While not every team with a high (negative) goal differential can blame it on their goalies, there is a serious gap in how goalies are evaluated in the US.
Coaches, who generally confess to knowing zero about the position, seem to use the following criteria when rostering goalies:
1. Is he European? He's in! (despite it being the UShl, NAhl, etc.)
2. Spent $5,000+ annually doing private goalie lessons with a high-profile coach for 3+ years? He's in!
3. Played for a Prep school (any, even crappy ones)? He's in!
4. Played for a team in HPHL or T1EHL? He's in!
5. Is he Canadian? He's in! (despite it being the UShl, NAhl, etc.)
6. Played on any AAA team in the US and they know his dad/uncle? He's in!
7. Advisor with graphics heavy web site says he's the next Vasilevskiy? He's in!
8. Played for any MN high school team? He's in!
9. Had an older brother in our program? He's in!
10. Team goalie coach likes the loud crunchy noise his C-cuts make? He's in!
Surely this is a bit sarcastic, but there is a kernel of truth in it.
Goalie evaluation has a real need for advanced analytics, probably more so than any other position in our sport. We have historic measures like goals against and save percentage. They provide absolutely zero context to evaluate a goaltender. Example:
Team Heroes goalie Bobby stopped 15/16 shots for a .937 save percentage and a 1.00 goals against average. No passes leading to a shot against him crossed the "royal road" and his team had six power plays. Two of those were 5-on-3s for 1:15. Coach says, "Bobby was solid in the net for us."
Team Sads goalie Jimmy stopped 43/48 shots for an .895 save percentage and a 5.00 goals against average. His team was short handed and gave up two goals during the 5-on-3 PKs and one on a standard 5-on-4 PK. Another goal was a 3-on-1 on a botched line change. Coach says, "Rough night, faced a lot of shots, but has to figure out how to keep us in the game."
The boxscore reads:
Bobby, .937, 1.00
Jimmy, .895, 5.00
In juniors, where a coach is only a couple of bad weekends away from the unemployment line, they have no motivation to risk their job, so the system perpetuates itself.
While a (valid) argument could be made about too many teams/kids in junior, the problem of poor goaltender evaluation would still exist.
When I started coaching I saw this goalie at tryouts making acrobatic saves and was impressed. I would have taken him, but then was told by an experienced goalie coach he mostly watches how the goalie makes the simple saves, not the highlight ones. He said the goalie was too erratic and reactionary and made things harder than they should have been. I never picked a goaltender again after that. More coaches should accept their limitations, especially if they never played goal.

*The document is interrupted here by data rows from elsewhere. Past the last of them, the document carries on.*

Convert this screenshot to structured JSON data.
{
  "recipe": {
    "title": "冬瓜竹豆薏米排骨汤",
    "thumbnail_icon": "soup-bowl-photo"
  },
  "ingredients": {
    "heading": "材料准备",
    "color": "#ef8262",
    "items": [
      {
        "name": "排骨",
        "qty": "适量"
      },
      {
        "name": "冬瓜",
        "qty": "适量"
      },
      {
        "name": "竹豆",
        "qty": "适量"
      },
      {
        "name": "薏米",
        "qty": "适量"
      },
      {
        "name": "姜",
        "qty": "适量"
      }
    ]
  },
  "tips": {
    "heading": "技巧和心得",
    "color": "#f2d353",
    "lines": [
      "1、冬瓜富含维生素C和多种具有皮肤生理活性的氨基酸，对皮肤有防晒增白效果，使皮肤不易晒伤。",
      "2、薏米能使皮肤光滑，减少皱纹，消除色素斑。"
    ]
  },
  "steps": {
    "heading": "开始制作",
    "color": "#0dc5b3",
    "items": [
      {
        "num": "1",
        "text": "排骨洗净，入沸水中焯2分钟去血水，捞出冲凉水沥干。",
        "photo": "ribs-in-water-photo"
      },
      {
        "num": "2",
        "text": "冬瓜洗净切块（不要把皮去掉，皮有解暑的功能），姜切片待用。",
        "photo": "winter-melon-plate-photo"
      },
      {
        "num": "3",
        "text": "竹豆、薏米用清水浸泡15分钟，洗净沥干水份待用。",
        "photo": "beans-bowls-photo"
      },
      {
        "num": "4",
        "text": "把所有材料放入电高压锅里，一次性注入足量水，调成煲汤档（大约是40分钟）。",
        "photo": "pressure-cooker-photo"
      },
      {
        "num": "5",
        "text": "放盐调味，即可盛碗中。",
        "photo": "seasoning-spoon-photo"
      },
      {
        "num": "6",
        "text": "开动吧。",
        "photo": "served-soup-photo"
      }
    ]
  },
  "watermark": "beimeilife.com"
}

Kind of funny...after my initial post/rant, I saw that a goalie Danbury (NA) traded earlier this season just committed to play NCAA D1.
Maybe Danbury just makes bad decisions in general?